This past Wednesday I spent the afternoon at Balance Studios in Philly doing BJJ (jiu-jitsu). I’m still training hard and in good shape, but it’s more of a psychological boost that I get from training nowadays, as I don’t have anything scheduled fight wise. It makes me feel good…unless I get my butt kicked.
Balance is known for having some of the toughest blackbelts in the region. This is gi (or as my friend/former roommate used to call it, “karate uniform”) jiu-jitsu, which is not my first specialty, but I’d say I can hold my own with just about anyone. Last Wednesday reminded me of something very important, however, and that is…
You just never know.
Whether it’s a seemingly random passerby, maybe someone you hold the door for, someone you verbally attack for accidentally cutting you off, or just a stranger you help with a small favor, you never know who you are dealing with. I walk into Balance as a professional fighter with a lifetime of competing at the highest levels, and on certain days, I get absolutely destroyed by seemingly “normal” guys who are just training during their lunch break. I sat in disbelief after the session ended, amazed at how these men who walk into Balance with their inconspicuous work clothes on are able to transform into terrors on the mat.
It got me thinking. You just never know who you’re dealing with, in any avenue of life. My advice: Be respectful and considerate of everyone you meet, until they give you a reason not to. We have no idea who they are or what their story is, so erring on the side of “too nice” is my preferred standard.
And trust me, you don’t want to accidentally mouth off to one of these BJJ monsters!
I’d love to hear any stories of this in your lives. BTW, posting is easy (If you’re already signed in via Fbook/Twitter, you can post away), and it is greatly appreciated!
Hasta la vista!
I find the “you never know who you’re talking to so don’t mouth off” advice especially helpful when hanging out at NCAA’s. You said once that you’ve never been a fighter. How did you find the side of yourself that allows you to transform into a fighter… and an elite one at that?
Always staying humble has been key. Starting at the bottom and receiving advice from people qualified to give it.
Interesting that you cite being humble. It’s counterintuitive to associate top notch athleticism with humility. I think it’s a great perspective for an athlete. Being humble challenges one to keep growing, whether in sports or other pursuits.
I don’t know that it’s counterintuitive, but uncommon for sure.
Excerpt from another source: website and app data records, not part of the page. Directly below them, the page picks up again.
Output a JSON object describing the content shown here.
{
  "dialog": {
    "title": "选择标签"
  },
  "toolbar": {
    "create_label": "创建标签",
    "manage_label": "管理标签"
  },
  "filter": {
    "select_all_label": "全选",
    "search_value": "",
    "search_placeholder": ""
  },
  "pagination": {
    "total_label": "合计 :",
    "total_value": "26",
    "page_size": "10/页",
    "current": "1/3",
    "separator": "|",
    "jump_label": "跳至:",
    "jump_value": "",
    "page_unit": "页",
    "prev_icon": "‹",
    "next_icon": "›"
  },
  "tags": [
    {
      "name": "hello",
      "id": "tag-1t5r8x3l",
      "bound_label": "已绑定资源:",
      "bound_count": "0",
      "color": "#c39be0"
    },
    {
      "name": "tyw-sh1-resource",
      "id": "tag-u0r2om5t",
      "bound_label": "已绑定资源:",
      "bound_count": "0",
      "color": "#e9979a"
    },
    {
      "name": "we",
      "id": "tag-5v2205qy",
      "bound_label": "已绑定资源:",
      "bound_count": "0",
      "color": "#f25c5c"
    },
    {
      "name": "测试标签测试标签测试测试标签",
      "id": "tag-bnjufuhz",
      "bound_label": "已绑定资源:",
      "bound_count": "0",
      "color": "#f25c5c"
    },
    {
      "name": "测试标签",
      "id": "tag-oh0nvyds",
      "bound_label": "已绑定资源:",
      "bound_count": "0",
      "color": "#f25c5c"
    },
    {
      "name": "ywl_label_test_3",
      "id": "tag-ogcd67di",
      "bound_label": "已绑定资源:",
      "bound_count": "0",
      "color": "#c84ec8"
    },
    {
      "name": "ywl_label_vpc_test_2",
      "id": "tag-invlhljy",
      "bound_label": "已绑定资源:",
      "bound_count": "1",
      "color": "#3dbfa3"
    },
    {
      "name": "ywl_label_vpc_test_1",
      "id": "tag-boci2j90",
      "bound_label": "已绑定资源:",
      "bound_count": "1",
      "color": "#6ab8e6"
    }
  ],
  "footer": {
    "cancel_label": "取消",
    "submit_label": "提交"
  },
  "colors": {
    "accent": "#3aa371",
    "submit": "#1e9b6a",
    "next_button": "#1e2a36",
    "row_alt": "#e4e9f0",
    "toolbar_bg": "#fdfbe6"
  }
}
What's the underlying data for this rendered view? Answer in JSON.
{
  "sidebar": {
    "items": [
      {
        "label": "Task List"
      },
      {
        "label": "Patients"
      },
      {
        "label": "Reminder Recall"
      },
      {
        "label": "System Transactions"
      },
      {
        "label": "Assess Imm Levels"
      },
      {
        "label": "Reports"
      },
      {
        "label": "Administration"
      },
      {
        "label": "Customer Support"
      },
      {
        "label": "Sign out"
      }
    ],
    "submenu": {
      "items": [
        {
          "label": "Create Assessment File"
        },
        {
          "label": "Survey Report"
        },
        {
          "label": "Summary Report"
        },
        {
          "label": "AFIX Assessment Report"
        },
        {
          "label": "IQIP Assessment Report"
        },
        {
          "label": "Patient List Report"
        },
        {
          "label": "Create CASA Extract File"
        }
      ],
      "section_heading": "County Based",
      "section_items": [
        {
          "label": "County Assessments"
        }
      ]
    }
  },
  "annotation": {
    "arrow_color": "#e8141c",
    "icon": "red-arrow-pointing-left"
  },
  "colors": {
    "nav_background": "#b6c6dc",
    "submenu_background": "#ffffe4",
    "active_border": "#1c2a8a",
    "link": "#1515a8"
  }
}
I’ve been taught to be humble since the early days of wrestling. Humility is one of my favorite characteristics in anyone. Thanks for the interaction Eric!